Web page and app entries
————————

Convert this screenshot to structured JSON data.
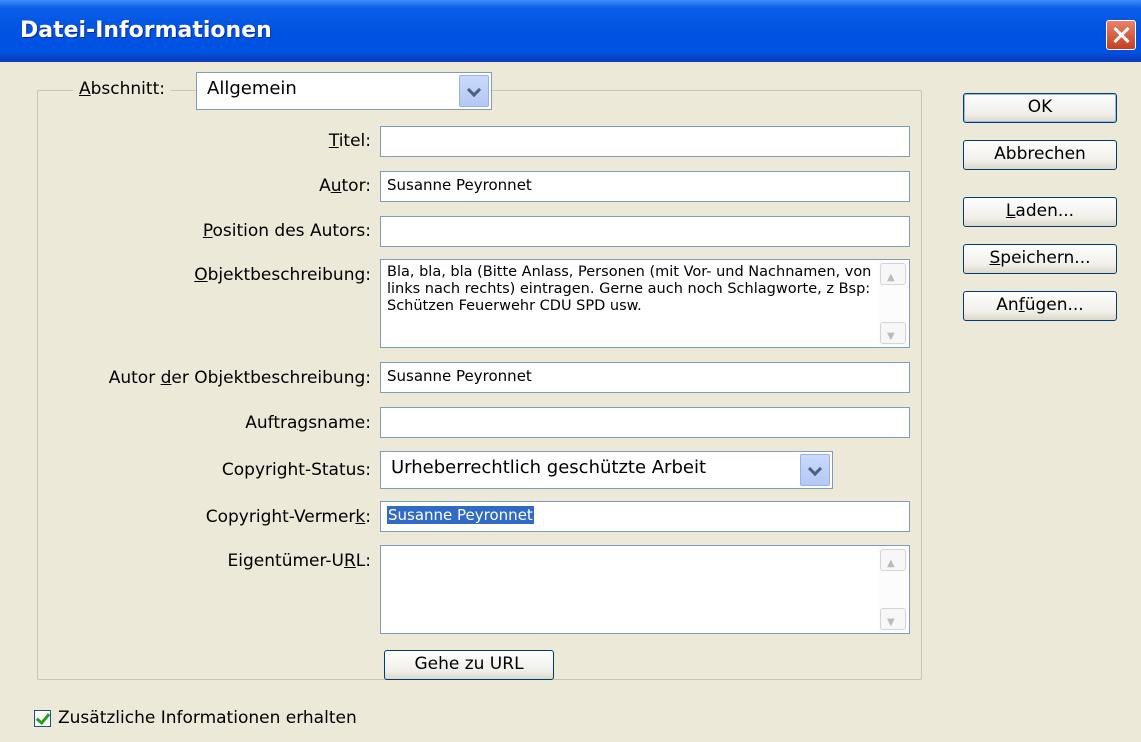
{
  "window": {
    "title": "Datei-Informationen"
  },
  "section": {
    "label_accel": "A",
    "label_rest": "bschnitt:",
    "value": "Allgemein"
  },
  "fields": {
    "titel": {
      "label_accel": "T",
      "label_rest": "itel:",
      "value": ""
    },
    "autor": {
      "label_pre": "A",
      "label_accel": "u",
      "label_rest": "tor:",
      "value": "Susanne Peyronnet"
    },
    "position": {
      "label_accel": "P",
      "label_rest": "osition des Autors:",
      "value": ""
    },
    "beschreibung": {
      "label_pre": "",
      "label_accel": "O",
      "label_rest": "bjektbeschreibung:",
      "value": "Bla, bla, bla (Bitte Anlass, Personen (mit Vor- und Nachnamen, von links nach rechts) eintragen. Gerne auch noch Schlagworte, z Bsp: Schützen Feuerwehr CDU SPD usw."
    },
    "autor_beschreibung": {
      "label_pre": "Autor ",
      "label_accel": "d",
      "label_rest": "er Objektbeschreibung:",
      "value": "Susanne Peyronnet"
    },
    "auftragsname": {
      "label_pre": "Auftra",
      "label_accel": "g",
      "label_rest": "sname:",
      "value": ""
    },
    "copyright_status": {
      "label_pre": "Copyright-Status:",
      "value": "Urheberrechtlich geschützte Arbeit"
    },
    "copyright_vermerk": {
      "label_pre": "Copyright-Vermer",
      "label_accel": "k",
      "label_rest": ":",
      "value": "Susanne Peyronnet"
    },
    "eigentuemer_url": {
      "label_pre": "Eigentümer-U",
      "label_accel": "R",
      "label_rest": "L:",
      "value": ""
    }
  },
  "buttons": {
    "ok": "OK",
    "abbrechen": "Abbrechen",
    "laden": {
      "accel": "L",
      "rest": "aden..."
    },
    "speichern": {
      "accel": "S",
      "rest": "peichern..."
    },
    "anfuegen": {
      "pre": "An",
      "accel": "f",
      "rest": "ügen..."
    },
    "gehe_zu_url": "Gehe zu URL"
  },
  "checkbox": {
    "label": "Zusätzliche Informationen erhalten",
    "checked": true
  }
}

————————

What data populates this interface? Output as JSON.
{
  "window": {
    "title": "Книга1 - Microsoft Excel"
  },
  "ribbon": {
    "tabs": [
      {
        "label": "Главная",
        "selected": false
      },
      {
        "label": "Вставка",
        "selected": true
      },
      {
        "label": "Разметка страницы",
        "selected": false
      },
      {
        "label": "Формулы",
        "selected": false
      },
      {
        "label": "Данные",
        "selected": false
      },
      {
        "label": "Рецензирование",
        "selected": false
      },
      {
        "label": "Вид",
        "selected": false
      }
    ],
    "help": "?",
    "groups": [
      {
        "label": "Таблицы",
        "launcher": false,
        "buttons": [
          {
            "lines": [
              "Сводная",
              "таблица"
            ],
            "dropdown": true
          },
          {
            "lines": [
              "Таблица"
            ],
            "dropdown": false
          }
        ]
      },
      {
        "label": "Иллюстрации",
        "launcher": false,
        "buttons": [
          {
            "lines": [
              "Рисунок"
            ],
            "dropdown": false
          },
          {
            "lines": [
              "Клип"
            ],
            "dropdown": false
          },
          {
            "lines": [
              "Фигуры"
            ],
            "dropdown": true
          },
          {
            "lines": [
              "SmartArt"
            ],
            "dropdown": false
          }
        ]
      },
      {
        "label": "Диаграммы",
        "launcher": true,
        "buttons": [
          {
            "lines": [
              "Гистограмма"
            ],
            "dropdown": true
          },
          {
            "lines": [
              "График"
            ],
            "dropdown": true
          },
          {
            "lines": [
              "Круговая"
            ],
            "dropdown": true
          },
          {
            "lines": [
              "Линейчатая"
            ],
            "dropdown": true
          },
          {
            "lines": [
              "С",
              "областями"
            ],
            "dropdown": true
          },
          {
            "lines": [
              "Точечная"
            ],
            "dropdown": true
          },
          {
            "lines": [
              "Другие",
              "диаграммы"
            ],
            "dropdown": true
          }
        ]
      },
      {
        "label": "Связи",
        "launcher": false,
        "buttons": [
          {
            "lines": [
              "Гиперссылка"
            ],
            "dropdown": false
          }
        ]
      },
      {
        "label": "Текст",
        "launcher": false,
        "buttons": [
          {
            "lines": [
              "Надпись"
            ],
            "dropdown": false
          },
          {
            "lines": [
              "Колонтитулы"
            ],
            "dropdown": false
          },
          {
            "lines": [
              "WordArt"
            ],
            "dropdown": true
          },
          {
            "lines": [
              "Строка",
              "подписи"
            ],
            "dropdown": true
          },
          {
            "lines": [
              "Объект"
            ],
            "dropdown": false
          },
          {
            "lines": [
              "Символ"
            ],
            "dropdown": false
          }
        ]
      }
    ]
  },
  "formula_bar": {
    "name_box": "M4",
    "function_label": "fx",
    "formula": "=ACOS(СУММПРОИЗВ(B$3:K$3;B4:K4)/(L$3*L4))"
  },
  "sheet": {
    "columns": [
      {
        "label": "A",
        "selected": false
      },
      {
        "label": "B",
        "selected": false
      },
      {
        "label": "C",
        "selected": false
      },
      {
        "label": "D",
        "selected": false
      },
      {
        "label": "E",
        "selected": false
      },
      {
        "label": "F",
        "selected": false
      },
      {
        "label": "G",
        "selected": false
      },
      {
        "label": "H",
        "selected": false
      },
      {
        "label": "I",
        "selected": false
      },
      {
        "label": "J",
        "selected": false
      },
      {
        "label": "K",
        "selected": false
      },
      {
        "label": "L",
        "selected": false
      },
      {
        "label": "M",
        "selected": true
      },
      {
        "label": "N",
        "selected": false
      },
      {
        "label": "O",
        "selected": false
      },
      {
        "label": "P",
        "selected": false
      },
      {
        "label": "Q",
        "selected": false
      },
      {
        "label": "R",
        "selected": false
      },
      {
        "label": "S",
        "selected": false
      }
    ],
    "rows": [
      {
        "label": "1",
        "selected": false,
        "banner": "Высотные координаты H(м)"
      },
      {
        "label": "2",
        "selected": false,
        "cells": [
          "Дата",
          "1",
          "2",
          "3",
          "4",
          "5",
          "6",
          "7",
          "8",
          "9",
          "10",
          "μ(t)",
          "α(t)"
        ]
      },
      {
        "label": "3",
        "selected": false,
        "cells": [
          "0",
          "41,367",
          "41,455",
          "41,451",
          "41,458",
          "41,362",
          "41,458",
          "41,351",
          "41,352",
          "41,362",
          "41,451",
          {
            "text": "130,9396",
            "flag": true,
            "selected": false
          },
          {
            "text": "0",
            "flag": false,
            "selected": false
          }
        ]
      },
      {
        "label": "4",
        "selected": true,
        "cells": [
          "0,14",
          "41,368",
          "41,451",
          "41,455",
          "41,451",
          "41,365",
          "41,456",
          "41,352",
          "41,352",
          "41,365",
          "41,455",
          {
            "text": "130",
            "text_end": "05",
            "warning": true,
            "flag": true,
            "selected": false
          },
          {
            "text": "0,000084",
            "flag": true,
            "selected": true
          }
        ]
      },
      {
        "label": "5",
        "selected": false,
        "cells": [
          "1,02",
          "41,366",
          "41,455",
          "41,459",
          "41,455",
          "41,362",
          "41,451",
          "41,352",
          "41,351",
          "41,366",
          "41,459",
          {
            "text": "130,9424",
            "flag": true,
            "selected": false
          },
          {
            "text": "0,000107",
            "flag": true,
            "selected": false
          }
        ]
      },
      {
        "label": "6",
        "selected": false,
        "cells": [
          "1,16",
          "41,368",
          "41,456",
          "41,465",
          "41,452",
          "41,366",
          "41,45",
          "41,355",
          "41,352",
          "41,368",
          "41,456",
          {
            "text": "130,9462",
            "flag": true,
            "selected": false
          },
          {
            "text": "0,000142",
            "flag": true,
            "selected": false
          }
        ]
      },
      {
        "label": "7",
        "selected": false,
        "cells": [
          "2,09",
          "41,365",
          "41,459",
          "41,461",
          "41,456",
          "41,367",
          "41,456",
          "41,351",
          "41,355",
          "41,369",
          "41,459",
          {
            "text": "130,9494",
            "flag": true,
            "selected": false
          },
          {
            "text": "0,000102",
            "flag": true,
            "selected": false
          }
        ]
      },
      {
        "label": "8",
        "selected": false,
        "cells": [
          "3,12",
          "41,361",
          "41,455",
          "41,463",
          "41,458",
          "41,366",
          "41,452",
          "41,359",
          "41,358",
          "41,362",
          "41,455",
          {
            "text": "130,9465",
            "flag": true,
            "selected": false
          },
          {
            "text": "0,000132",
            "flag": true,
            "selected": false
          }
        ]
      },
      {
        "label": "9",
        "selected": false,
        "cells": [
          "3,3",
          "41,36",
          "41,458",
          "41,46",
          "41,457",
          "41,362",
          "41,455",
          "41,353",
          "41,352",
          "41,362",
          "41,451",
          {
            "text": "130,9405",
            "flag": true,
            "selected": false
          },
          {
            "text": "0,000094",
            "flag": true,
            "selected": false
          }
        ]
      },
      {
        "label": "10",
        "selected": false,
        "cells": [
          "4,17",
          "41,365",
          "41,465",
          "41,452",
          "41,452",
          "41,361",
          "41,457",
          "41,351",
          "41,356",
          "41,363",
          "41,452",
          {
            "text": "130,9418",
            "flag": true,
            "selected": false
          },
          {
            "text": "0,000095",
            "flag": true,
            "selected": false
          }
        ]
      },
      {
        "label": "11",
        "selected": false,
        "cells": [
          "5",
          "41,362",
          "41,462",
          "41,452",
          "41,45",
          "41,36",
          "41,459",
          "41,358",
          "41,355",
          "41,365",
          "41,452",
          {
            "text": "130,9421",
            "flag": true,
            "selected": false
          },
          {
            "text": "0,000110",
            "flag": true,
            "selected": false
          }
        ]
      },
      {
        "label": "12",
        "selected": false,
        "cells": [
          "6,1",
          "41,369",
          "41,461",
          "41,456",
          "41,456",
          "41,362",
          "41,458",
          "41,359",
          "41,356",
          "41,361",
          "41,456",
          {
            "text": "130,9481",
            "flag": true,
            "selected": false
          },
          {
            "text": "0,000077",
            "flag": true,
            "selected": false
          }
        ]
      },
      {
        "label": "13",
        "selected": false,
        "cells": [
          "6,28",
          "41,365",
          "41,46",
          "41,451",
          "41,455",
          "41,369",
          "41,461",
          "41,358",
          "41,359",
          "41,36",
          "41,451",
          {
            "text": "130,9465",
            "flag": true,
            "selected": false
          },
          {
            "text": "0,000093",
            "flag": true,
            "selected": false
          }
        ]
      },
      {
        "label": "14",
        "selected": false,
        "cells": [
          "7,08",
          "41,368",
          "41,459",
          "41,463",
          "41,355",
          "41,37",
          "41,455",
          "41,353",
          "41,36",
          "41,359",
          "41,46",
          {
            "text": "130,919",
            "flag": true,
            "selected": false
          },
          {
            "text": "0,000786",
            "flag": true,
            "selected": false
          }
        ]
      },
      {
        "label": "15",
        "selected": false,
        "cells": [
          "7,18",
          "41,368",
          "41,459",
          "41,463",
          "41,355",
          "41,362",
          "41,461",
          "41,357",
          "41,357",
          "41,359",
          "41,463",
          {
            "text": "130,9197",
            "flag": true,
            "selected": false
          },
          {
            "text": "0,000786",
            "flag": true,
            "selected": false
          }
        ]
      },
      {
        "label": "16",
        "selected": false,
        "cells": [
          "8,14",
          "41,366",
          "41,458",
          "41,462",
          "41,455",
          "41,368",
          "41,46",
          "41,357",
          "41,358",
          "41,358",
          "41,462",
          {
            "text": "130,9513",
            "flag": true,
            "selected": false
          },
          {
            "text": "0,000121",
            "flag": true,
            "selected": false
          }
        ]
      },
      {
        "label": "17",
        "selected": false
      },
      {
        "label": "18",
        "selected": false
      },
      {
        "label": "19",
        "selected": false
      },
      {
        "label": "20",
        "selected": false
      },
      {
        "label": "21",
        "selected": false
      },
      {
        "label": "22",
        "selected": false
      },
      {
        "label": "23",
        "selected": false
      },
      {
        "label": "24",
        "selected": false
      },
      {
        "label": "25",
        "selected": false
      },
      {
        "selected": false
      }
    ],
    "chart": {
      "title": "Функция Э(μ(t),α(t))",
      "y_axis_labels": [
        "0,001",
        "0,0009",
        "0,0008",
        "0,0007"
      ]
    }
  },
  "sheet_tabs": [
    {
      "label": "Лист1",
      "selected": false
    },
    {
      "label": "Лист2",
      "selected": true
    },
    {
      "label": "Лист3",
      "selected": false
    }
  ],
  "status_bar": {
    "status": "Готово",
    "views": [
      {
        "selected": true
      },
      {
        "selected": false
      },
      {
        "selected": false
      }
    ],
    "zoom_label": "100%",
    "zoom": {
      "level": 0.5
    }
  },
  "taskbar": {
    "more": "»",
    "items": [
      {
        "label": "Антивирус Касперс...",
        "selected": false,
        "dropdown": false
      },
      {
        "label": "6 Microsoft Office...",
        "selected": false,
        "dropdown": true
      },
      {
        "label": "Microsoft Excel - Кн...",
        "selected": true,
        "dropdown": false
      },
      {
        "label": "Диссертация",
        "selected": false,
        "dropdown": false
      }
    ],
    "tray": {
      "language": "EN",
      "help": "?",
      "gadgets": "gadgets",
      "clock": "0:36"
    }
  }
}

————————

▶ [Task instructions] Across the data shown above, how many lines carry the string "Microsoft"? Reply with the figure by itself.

▶ [Response to this exercise] 3